Middle class driving China’s consumption growth


hina’s per capita GDP reached US$1,090 in 2003, breaking the US$1,000 barrier for the first time and marking a new chapter in China’s economic development. The development signals a structural transformation taking place in the country which will shift from being an investment-driven economy into a consumption-driven one.

Apart from mass consumption of daily necessities and high-end products by rich Chinese citizens, the swelling consumption power of the middle class and the emerging pattern that they are creating will play a key role in shaping China’s consumer market.

It is difficult to precisely define China’s middle class, because income gaps and living standards differ considerably around the country. According to BNP Paribas Peregrine’s research, families with an annual income of around 75,000 yuan and assets worth over 300,000 yuan can be classified as middle-class, which currently represents 13.5 percent of the population. Researchers at the Chinese Academy of Social Sciences estimate that 48.5 percent of urban residents hold 150,000 yuan to 300,000 yuan per household, and 19 percent of the Chinese population earn what is regarded as a middle-class income. If China maintains its growth momentum, the middle-income class will account for 40 percent of the total population by 2020, and their contribution to China’s GDP growth will rise from 58 percent in 2002 to 71 percent, which is close to the level in developed countries.

The Central Government has been encouraging consumption as part of its economic policy for many years. In line with this, China has just amended its constitution to protect holders of private property. New personal income tax regulations are also being formulated to further promote consumption. Such policyinitiatives, coupled with growing use of credit and the improving social security system will further strengthen the middle class’ consumption power.

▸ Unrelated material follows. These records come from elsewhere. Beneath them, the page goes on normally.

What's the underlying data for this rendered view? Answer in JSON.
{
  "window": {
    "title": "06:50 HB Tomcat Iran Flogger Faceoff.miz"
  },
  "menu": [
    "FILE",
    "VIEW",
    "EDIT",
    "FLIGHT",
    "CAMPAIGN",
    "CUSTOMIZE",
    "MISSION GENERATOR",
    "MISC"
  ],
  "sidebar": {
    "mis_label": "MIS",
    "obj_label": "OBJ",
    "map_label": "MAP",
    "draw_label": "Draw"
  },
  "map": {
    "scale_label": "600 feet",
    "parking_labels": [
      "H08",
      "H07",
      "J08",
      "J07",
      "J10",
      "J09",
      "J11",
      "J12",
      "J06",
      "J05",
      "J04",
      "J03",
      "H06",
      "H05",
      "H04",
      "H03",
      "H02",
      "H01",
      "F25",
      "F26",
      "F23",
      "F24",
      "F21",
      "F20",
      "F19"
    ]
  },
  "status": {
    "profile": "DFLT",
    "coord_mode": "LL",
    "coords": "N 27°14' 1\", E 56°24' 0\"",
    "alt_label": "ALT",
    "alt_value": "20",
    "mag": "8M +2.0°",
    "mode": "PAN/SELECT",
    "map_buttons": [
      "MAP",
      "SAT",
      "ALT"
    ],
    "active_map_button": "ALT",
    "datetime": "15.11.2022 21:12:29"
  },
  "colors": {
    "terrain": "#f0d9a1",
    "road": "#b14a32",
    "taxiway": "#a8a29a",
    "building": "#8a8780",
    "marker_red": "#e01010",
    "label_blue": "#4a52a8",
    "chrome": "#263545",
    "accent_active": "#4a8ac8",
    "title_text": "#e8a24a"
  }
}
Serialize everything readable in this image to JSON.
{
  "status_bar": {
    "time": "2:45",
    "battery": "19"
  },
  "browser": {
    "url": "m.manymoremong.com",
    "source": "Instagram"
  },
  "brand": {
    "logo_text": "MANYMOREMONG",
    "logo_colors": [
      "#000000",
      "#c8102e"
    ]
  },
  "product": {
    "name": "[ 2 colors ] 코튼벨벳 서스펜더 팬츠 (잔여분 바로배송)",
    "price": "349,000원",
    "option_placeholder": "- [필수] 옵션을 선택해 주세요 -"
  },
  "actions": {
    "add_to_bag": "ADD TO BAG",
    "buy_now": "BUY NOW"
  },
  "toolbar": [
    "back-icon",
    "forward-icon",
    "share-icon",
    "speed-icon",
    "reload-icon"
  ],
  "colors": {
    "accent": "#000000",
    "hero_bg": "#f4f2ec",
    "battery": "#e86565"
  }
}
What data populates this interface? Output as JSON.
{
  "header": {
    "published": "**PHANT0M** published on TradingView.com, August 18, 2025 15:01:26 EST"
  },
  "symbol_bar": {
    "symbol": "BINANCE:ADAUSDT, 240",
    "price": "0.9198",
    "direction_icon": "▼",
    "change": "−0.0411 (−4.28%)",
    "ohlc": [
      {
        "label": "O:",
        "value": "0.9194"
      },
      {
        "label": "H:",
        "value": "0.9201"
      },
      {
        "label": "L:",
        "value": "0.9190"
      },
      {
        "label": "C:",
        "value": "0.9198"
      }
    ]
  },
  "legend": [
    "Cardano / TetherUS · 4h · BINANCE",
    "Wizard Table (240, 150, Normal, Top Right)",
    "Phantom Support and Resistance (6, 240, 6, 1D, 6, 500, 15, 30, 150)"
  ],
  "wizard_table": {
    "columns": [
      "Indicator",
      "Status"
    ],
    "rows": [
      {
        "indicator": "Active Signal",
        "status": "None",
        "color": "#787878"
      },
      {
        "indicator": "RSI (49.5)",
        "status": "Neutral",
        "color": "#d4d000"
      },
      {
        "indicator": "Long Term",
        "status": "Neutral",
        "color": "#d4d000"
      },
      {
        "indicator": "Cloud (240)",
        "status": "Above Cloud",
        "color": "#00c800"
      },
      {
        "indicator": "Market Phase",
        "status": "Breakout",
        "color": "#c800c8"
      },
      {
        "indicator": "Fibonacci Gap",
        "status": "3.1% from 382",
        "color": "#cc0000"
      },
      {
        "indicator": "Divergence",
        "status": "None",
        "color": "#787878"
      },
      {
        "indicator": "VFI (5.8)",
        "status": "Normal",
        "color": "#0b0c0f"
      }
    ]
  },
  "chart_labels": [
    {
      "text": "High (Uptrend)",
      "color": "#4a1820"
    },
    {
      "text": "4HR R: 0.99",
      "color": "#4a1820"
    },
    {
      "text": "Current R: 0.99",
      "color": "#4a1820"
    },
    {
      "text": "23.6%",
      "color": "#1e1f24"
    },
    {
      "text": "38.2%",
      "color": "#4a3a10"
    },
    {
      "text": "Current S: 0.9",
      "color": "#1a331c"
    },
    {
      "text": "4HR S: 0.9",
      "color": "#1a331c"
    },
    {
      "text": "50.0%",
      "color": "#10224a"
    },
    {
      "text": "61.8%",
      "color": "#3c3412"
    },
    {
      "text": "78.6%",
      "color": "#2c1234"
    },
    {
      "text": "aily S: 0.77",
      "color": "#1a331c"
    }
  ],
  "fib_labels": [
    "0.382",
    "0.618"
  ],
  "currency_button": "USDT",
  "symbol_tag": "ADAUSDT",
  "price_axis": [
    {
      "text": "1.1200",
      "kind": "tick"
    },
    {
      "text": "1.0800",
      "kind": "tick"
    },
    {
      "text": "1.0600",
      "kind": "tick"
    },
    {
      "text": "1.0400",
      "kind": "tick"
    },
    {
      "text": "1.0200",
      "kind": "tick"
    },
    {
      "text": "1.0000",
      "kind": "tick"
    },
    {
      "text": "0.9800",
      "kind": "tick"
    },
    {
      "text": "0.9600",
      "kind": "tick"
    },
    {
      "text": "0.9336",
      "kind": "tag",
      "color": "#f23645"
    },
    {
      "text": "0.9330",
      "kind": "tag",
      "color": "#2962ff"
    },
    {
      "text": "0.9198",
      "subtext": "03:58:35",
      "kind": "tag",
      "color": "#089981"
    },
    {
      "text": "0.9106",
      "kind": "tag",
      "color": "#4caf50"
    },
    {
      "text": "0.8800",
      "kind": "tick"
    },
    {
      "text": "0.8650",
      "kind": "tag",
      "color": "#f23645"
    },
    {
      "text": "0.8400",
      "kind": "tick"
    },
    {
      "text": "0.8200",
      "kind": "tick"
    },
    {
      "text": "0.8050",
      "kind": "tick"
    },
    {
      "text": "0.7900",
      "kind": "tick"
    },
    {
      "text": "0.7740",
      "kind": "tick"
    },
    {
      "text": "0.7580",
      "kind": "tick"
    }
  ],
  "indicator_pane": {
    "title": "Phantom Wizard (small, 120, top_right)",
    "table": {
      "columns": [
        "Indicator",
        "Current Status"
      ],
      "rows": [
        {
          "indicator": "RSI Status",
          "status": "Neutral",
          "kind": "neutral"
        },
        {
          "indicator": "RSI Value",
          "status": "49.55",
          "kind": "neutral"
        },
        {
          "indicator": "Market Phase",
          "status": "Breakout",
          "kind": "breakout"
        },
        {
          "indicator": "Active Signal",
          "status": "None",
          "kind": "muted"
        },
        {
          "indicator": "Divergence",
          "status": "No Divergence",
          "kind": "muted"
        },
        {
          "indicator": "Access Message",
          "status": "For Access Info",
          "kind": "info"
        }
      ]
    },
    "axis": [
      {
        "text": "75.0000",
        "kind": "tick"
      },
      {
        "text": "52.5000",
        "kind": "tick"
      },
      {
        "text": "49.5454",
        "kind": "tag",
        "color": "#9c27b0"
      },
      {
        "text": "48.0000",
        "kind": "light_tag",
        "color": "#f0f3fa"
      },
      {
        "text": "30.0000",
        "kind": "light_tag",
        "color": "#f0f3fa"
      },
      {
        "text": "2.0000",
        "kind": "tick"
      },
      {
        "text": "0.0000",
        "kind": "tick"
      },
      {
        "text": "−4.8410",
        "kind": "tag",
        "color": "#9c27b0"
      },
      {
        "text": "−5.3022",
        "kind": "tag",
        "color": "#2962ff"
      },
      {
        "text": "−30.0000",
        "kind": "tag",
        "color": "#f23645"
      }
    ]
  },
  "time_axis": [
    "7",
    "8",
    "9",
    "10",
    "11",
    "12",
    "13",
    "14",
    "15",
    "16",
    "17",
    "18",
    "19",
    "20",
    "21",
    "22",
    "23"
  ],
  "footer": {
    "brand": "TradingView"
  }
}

The spending habits of China’s middle class are inline with those of developed countries. These range from organic food, brand name clothing, overseas travel, insurance and education to new electronic products, cars and houses. The middle class’ consumption fad has contributed to the prosperity of these industries, which in turn drive China’s economic growth. The growing ranks of the middle-class and rising incomes will also boost sales of cars, housing and other luxuries.

Demand for investment and financial services are also expected to rise. In ten years’ time, the middle class will have developed their preferences and tastes, which will include investment and financial services.Hong Kong can further leverage its strengths as Asia’s financial centre and become the “Switzerland in Asia.” Of course, this will require free exchange of the renminbi and further liberalization of the renminbi business in Hong Kong.

As the Chinese government is promoting consumption and the middle classseem to be listening, vast business opportunities in the Mainland are appearing. Given Hong Kong’s rich experience in the property, distribution and other services sectors, local businesses have the opportunity to make the most out of China’s consumption trends. Furthermore, CEPA provides opportunities for Hong Kong firms to develop these industries in the Mainland.

Further opening of service sectors such as tourism, education and insurance will represent enormous potential for Hong Kong companies, and the liberalization of these sectors will be a major item in the next-phase of CEPA negotiations.

HKGCC recently sent a questionnaire to members to collect their views about CEPA. It is very likely that your opinions will be reflected in the next-phase of CEPA and will help Hong Kong businesses seize the opportunities created by consumption trends of China’s middle-class. If you have not received the questionnaire, please contact Ms Chan at 2823 1207.